===== Supplied material =====

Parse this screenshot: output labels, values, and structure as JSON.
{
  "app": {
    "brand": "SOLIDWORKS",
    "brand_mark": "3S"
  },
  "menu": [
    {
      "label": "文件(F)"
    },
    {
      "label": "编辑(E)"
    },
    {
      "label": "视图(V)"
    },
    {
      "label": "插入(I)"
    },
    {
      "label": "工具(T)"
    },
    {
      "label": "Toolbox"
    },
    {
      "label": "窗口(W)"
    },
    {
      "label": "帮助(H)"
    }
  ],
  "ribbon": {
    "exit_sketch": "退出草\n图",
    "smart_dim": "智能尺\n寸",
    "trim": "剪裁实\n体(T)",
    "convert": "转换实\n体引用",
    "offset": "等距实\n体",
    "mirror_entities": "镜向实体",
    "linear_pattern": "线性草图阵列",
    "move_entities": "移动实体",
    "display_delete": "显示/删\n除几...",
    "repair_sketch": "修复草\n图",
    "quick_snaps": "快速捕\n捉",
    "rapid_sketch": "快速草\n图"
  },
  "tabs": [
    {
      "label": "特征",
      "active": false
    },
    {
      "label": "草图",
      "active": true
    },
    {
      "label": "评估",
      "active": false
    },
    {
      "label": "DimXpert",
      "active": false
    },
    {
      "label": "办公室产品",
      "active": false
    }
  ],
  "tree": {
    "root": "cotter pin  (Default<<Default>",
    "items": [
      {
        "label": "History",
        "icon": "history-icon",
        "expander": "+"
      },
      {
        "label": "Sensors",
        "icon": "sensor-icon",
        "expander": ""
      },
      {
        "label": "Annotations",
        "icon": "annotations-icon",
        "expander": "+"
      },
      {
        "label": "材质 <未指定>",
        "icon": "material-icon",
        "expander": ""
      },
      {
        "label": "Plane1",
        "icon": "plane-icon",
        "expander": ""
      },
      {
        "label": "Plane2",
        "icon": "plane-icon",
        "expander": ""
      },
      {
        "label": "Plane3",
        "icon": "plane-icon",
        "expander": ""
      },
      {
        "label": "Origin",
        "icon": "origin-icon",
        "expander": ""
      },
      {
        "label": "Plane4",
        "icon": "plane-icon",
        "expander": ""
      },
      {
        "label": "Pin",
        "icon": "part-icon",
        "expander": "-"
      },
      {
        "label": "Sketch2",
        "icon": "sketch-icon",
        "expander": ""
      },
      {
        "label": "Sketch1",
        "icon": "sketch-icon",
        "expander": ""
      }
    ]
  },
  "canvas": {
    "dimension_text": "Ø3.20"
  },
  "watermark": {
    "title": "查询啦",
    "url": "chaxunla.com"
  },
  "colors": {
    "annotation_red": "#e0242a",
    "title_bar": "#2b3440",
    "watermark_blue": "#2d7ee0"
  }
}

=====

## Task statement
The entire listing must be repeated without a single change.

## Solution to this task
Parse this screenshot: output labels, values, and structure as JSON.
{
  "app": {
    "brand": "SOLIDWORKS",
    "brand_mark": "3S"
  },
  "menu": [
    {
      "label": "文件(F)"
    },
    {
      "label": "编辑(E)"
    },
    {
      "label": "视图(V)"
    },
    {
      "label": "插入(I)"
    },
    {
      "label": "工具(T)"
    },
    {
      "label": "Toolbox"
    },
    {
      "label": "窗口(W)"
    },
    {
      "label": "帮助(H)"
    }
  ],
  "ribbon": {
    "exit_sketch": "退出草\n图",
    "smart_dim": "智能尺\n寸",
    "trim": "剪裁实\n体(T)",
    "convert": "转换实\n体引用",
    "offset": "等距实\n体",
    "mirror_entities": "镜向实体",
    "linear_pattern": "线性草图阵列",
    "move_entities": "移动实体",
    "display_delete": "显示/删\n除几...",
    "repair_sketch": "修复草\n图",
    "quick_snaps": "快速捕\n捉",
    "rapid_sketch": "快速草\n图"
  },
  "tabs": [
    {
      "label": "特征",
      "active": false
    },
    {
      "label": "草图",
      "active": true
    },
    {
      "label": "评估",
      "active": false
    },
    {
      "label": "DimXpert",
      "active": false
    },
    {
      "label": "办公室产品",
      "active": false
    }
  ],
  "tree": {
    "root": "cotter pin  (Default<<Default>",
    "items": [
      {
        "label": "History",
        "icon": "history-icon",
        "expander": "+"
      },
      {
        "label": "Sensors",
        "icon": "sensor-icon",
        "expander": ""
      },
      {
        "label": "Annotations",
        "icon": "annotations-icon",
        "expander": "+"
      },
      {
        "label": "材质 <未指定>",
        "icon": "material-icon",
        "expander": ""
      },
      {
        "label": "Plane1",
        "icon": "plane-icon",
        "expander": ""
      },
      {
        "label": "Plane2",
        "icon": "plane-icon",
        "expander": ""
      },
      {
        "label": "Plane3",
        "icon": "plane-icon",
        "expander": ""
      },
      {
        "label": "Origin",
        "icon": "origin-icon",
        "expander": ""
      },
      {
        "label": "Plane4",
        "icon": "plane-icon",
        "expander": ""
      },
      {
        "label": "Pin",
        "icon": "part-icon",
        "expander": "-"
      },
      {
        "label": "Sketch2",
        "icon": "sketch-icon",
        "expander": ""
      },
      {
        "label": "Sketch1",
        "icon": "sketch-icon",
        "expander": ""
      }
    ]
  },
  "canvas": {
    "dimension_text": "Ø3.20"
  },
  "watermark": {
    "title": "查询啦",
    "url": "chaxunla.com"
  },
  "colors": {
    "annotation_red": "#e0242a",
    "title_bar": "#2b3440",
    "watermark_blue": "#2d7ee0"
  }
}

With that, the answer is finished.